* Qatar, Bahrain, Iraq crudes sell at discounts
* Ample supply, weak fuel oil margins weigh
By Florence Tan
SINGAPORE, Jan 22 (Reuters) - Some Middle East crude oil grades have fallen into discounts against their benchmarks for sales to Asia in March, a sign of a weakening market, as fuel oil margins have declined, curbing refiners’ appetites for the oil, multiple trade sources said on Monday.
March-loading Qatar Marine crude was valued at a discount of about 20 cents a barrel below its official selling price (OSP), the traders said. That is down from a premium of between 20 cents and 30 cents for February cargoes.
March-loading Banoco Arab Medium was valued at a discount of about 30 cents a barrel to its OSP, similar to the previous month, the traders said. January-loading cargoes traded at discounts of as low as 80 cents a barrel last month, they said.
Iraq’s Basra Light for February loading was valued at a discount to its OSP, the fifth month in a row it was at a discount, the traders said.
These grades, known as medium-sours, typically yield more than half of their oil product output after initial refining as residue fuel oil.

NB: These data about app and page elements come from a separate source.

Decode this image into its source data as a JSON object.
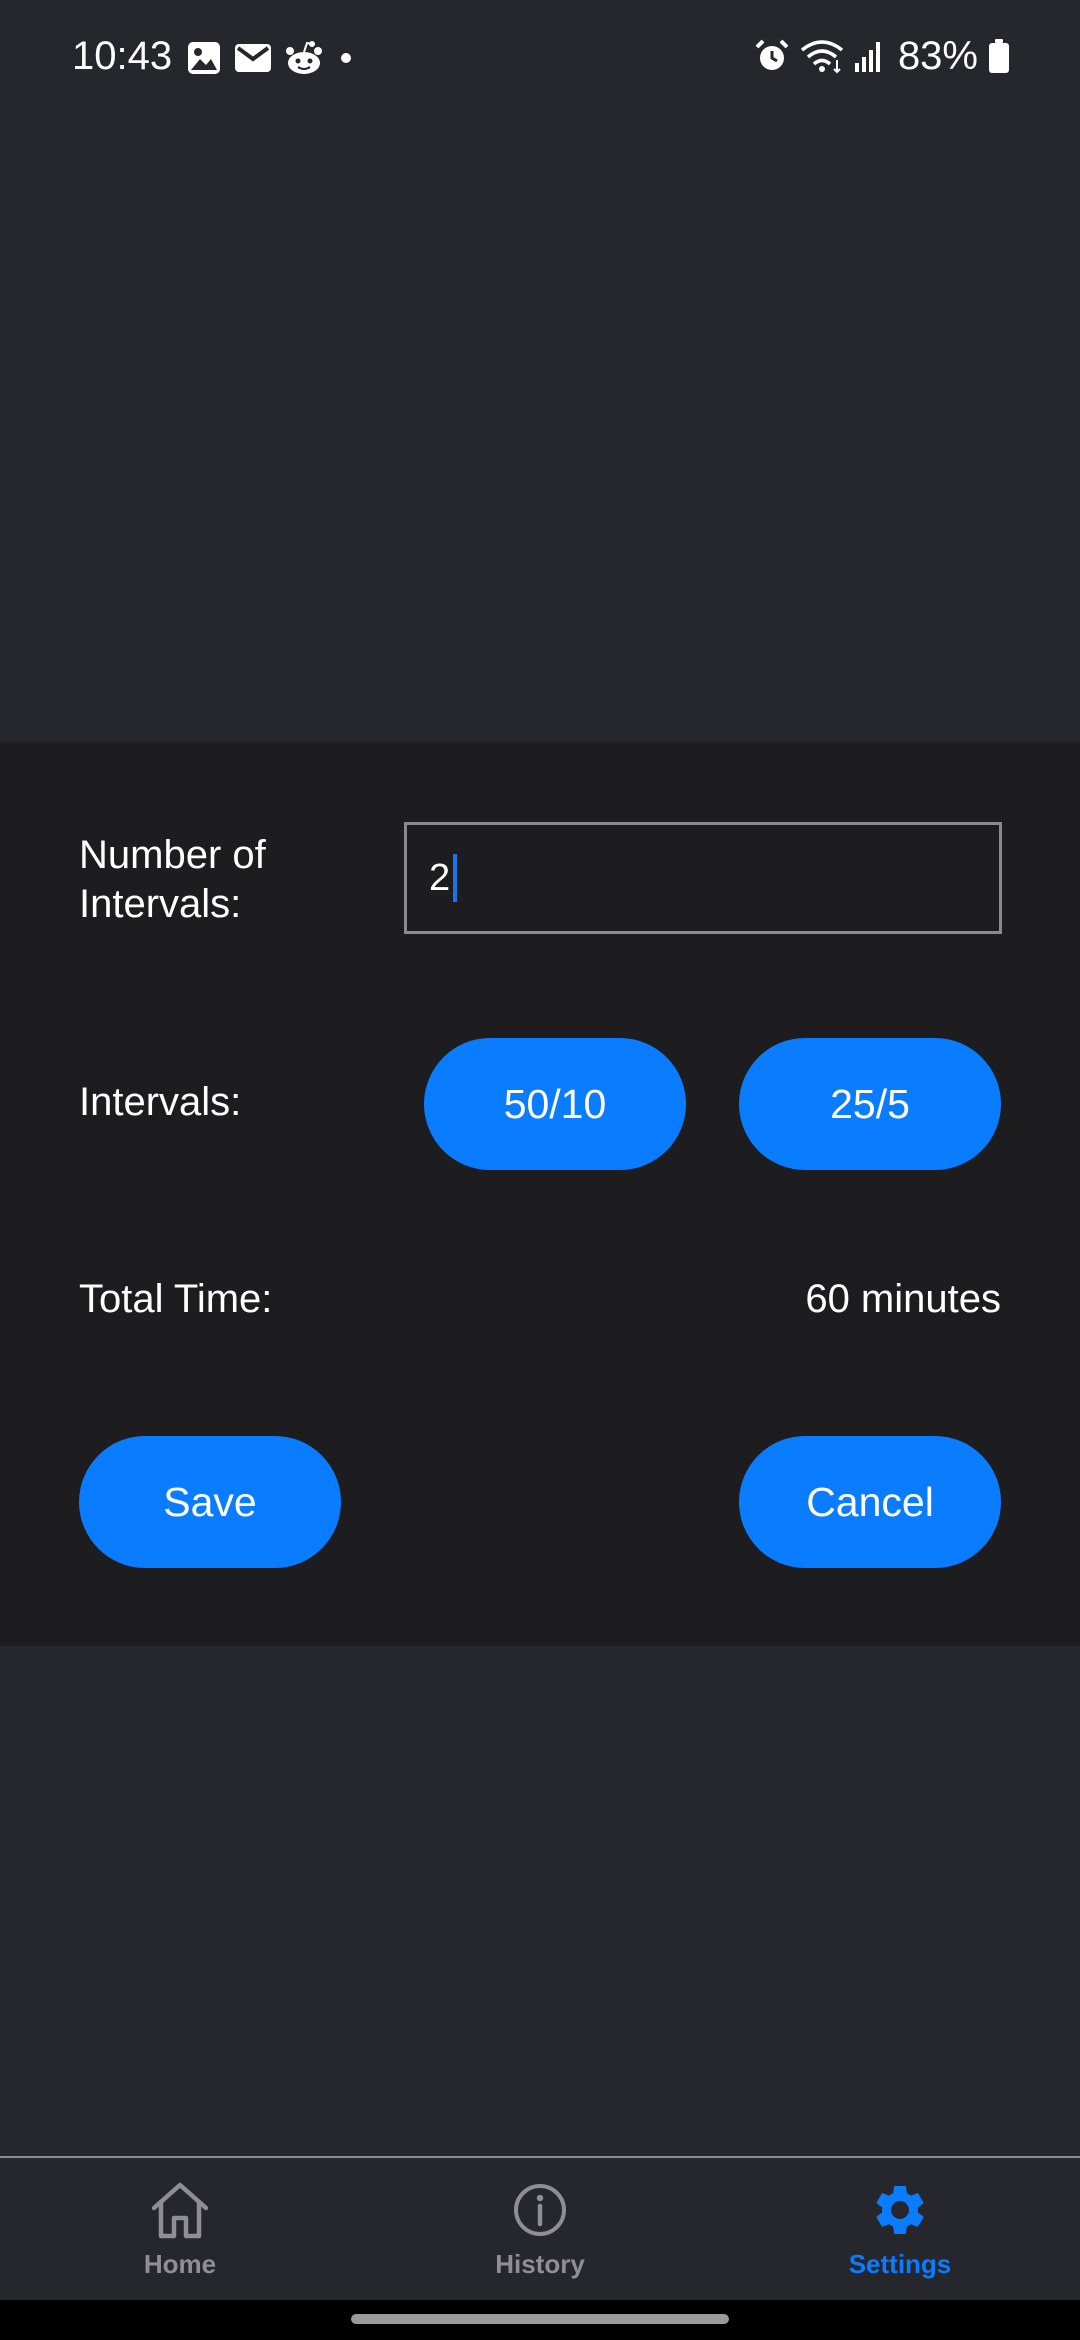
{
  "status_bar": {
    "time": "10:43",
    "battery": "83%",
    "left_icons": [
      "gallery-icon",
      "mail-icon",
      "reddit-icon",
      "dot-icon"
    ],
    "right_icons": [
      "alarm-icon",
      "wifi-icon",
      "signal-icon",
      "battery-icon"
    ]
  },
  "form": {
    "intervals_count_label": "Number of\nIntervals:",
    "intervals_count_value": "2",
    "interval_type_label": "Intervals:",
    "interval_options": [
      "50/10",
      "25/5"
    ],
    "total_label": "Total Time:",
    "total_value": "60 minutes",
    "save_label": "Save",
    "cancel_label": "Cancel"
  },
  "bottom_nav": {
    "items": [
      {
        "label": "Home",
        "icon": "home-icon",
        "active": false
      },
      {
        "label": "History",
        "icon": "info-icon",
        "active": false
      },
      {
        "label": "Settings",
        "icon": "gear-icon",
        "active": true
      }
    ]
  },
  "colors": {
    "background": "#25272d",
    "panel": "#1d1d20",
    "accent": "#0a7cff",
    "inactive_nav": "#8e8e93"
  }
}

The discount for fuel oil versus benchmark Dubai crude has widened by 50 percent since the start of the year.
Last week, a typical Singapore refinery lost $6 for every barrel of fuel oil they produced from Dubai crude.
The wide losses for fuel oil has depressed the spot prices for these medium-sour grades, the sources said.
Other medium-sour crudes have seen their premiums to their OSPs narrow with March-loading Upper Zakum crude trading at its smallest premium in six months, the traders said.
Prices for medium-sour crudes were at premiums last year as the production cuts by the Organization of the Petroleum Exporting Countries had focused on tightening supplies of these grades in favour of higher-priced light crudes.
Light crudes, which tend to yield higher value oil products such as middle distillates, like diesel and jet fuel, and gasoline when refined, are seeing an uptick of interest from Asian refiners with spot premiums for Russian grades rising to their highest in more than a year.
“Light grades are showing better economics because of the stronger middle distillates crack,” said a source with a North Asian refiner.
Supplies of medium-sour crude to Asia have also climbed at the start of 2018. Saudi Arabia resumed normal crude supplies to Asia from January after some cuts late in the second-half of 2017.
Iraq also raised Basra crude to all-time highs in December.
Similarly, Bahrain resumed offers of Banoco Arab Medium spot cargoes in January after a two month halt, while Qatar has also bumped up al-Shaheen crude exports, traders said.
Reporting by Florence Tan; Editing by Christian Schmollinger